More than 20 years after Patrick Süskind's Perfume became a global best seller, the story has finally made it onto the big screen – with Swiss financial backing.This content was published on September 14, 2006 - 08:33
The film is released in Switzerland on Thursday.
The billionaire president of Basel football club, Gigi Oeri, has ploughed around SFr10 million ($8 million) into the movie, which at €50 million (SFr79 million) is the most expensive German film ever made.
Speaking at the film's premiere in Munich earlier this week, Oeri, who is named as a co-producer in the credits, said she was more than a little nervous.
"You never know how it's going to turn out... but it's a healthy and happy nervousness," she told Swiss-German television.
Oeri, who is better known in Switzerland for mixing with mud-caked footballers than rubbing shoulders with Hollywood glitterati, became involved in the project through her friend Bernard Burgener.
Burgener is the chairman of Pratteln-based Highlight Communications, which holds a majority stake in Constantin Film, the company that produced Perfume: The Story of a Murderer.
Needless to say the deal to bring Oeri on board was clinched at Basel's St Jakob Park stadium.
Also present was the film's producer Bernd Eichinger, whose credits include The Name of the Rose, The House of the Spirits and Downfall, the acclaimed portrayal of Adolf Hitler's last days.
"I know the [Oeri] family very well and Gigi had told me she would love to take part in the production of a movie," Burgener told swissinfo.
"At the time I didn't have anything available but in December 2004, when we were close to the green light for Perfume, we asked her at a match in Basel to be co-producer.
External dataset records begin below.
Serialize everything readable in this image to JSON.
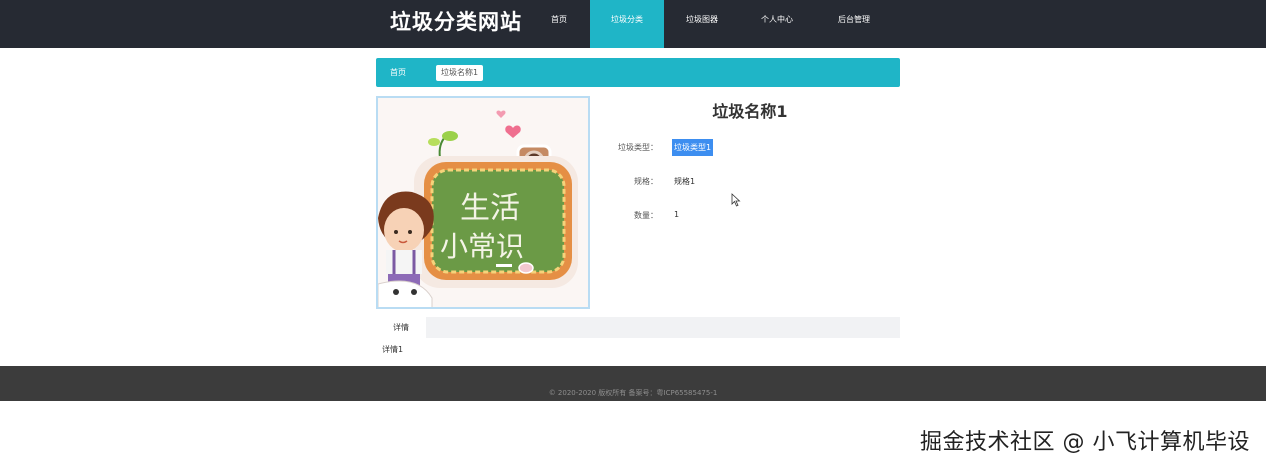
{
  "header": {
    "site_title": "垃圾分类网站",
    "nav": [
      {
        "label": "首页",
        "active": false
      },
      {
        "label": "垃圾分类",
        "active": true
      },
      {
        "label": "垃圾图器",
        "active": false
      },
      {
        "label": "个人中心",
        "active": false
      },
      {
        "label": "后台管理",
        "active": false
      }
    ]
  },
  "breadcrumb": {
    "home": "首页",
    "current": "垃圾名称1"
  },
  "product": {
    "image_text_line1": "生活",
    "image_text_line2": "小常识",
    "title": "垃圾名称1",
    "attributes": [
      {
        "label": "垃圾类型：",
        "value": "垃圾类型1"
      },
      {
        "label": "规格：",
        "value": "规格1"
      },
      {
        "label": "数量：",
        "value": "1"
      }
    ]
  },
  "tabs": {
    "items": [
      "详情"
    ],
    "content": "详情1"
  },
  "footer": {
    "text": "© 2020-2020 版权所有 备案号：粤ICP65585475-1"
  },
  "watermark": "掘金技术社区 @ 小飞计算机毕设",
  "colors": {
    "topbar": "#262a33",
    "accent": "#1fb5c7",
    "footer": "#3c3c3c",
    "selection": "#3d8ef0"
  }
}
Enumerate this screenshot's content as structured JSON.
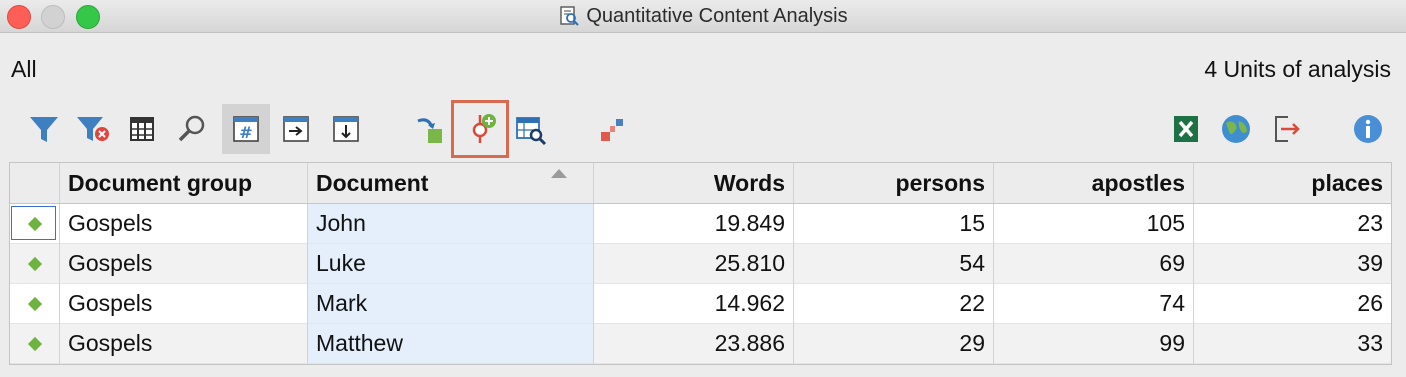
{
  "window": {
    "title": "Quantitative Content Analysis"
  },
  "header": {
    "scope_label": "All",
    "units_label": "4 Units of analysis"
  },
  "toolbar": {
    "items": [
      {
        "icon": "filter-icon"
      },
      {
        "icon": "clear-filter-icon"
      },
      {
        "icon": "columns-icon"
      },
      {
        "icon": "search-icon"
      },
      {
        "icon": "hash-frequency-icon",
        "state": "pressed"
      },
      {
        "icon": "arrow-right-icon"
      },
      {
        "icon": "arrow-down-icon"
      },
      {
        "icon": "transform-icon"
      },
      {
        "icon": "add-code-icon",
        "state": "highlighted"
      },
      {
        "icon": "table-search-icon"
      },
      {
        "icon": "code-matrix-icon"
      },
      {
        "icon": "excel-icon"
      },
      {
        "icon": "globe-icon"
      },
      {
        "icon": "export-icon"
      },
      {
        "icon": "info-icon"
      }
    ]
  },
  "table": {
    "columns": [
      "",
      "Document group",
      "Document",
      "Words",
      "persons",
      "apostles",
      "places"
    ],
    "sorted_column": "Document",
    "rows": [
      [
        "Gospels",
        "John",
        "19.849",
        "15",
        "105",
        "23"
      ],
      [
        "Gospels",
        "Luke",
        "25.810",
        "54",
        "69",
        "39"
      ],
      [
        "Gospels",
        "Mark",
        "14.962",
        "22",
        "74",
        "26"
      ],
      [
        "Gospels",
        "Matthew",
        "23.886",
        "29",
        "99",
        "33"
      ]
    ]
  },
  "colors": {
    "accent_highlight": "#d76a4f",
    "row_marker": "#6db33f",
    "selected_column": "#e4effb"
  }
}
She said she loved the book and the same evening she signed a contract," Burgener told swissinfo.
According to Burgener, Oeri has taken an active interest in the project. Of the 67 days spent shooting in Barcelona, Munich and Provence, she was on location for 21 of them.
At the Munich premiere actor Ben Whishaw, who plays the lead role in the film, paid tribute to Oeri's support for the film.
"I think she's wonderful. The film couldn't have happened without her," he told Swiss-German television.
Perfume: The Story of a Murderer features a stellar cast, with Oscar-winner Dustin Hoffman and British actor Alan Rickman in supporting roles.
The dark tale tells the story of Jean-Baptiste Grenouille, an amoral loner born in 1738 in a Paris fish market who has a remarkable sense of smell.
He becomes a perfume maker and develops an obsession with creating the perfect scent. This, he decides, can only be distilled from young virgins and sees him embark on a killing spree.
15 million sold
The book, published in 1985, was the world's best-selling German novel since Erich Maria Remarque's All Quiet on the Western Front and sold 15 million copies.
But Süskind, who is something of a recluse, originally refused to sell the rights to his novel before finally giving in to Eichinger in 2000.
"I think Patrick [Süskind] will see the film at some point – he will probably put on a false beard and a wig so no one recognises him," said Eichinger.
Reviews of the film have so far been varied, with some critics arguing that it has failed to bring to the silver screen Süskind's wonderful evocation of scents and fragrances.
But Burgener disagrees. He says that in the same way as the author's sensual imagery enabled readers to "smell" the book, the film can do the same for audiences through sound and vision.
"In the book, smell is evoked by words and your imagination; in the movie, Tom Tykwer [the director] has tried to do the same in pictures to describe the smell and the dirt of Paris in the 18th century," said Burgener. "From my point of view it's perfect and I hope we have a big success with this."
swissinfo, Adam Beaumont
German author Patrick Süskind's Perfume was published in 1985.
It went on to sell 15 million copies and was translated into more than 40 languages.The Swiss premiere of "Perfume: The Story of a Murderer" took place in Basel on Tuesday.
The film goes on general release in Switzerland on September 14.
Gisela "Gigi" Oeri grew up in Schopfheim, southern Germany, near the Swiss border. She trained as a physiotherapist and used to be a competitive gymnast.
She is married to Andreas Oeri, whose family control a voting majority in the Roche pharmaceutical concern. She is considered one of the richest people in Switzerland.
Gigi Oeri has been on the board of FC Basel since 1999, becoming vice-president before assuming the presidency in May 2006. She is the majority shareholder in FC Basel.
She opened the Dolls' House Museum housing Europe's largest collection of teddy bears in Basel in 1998.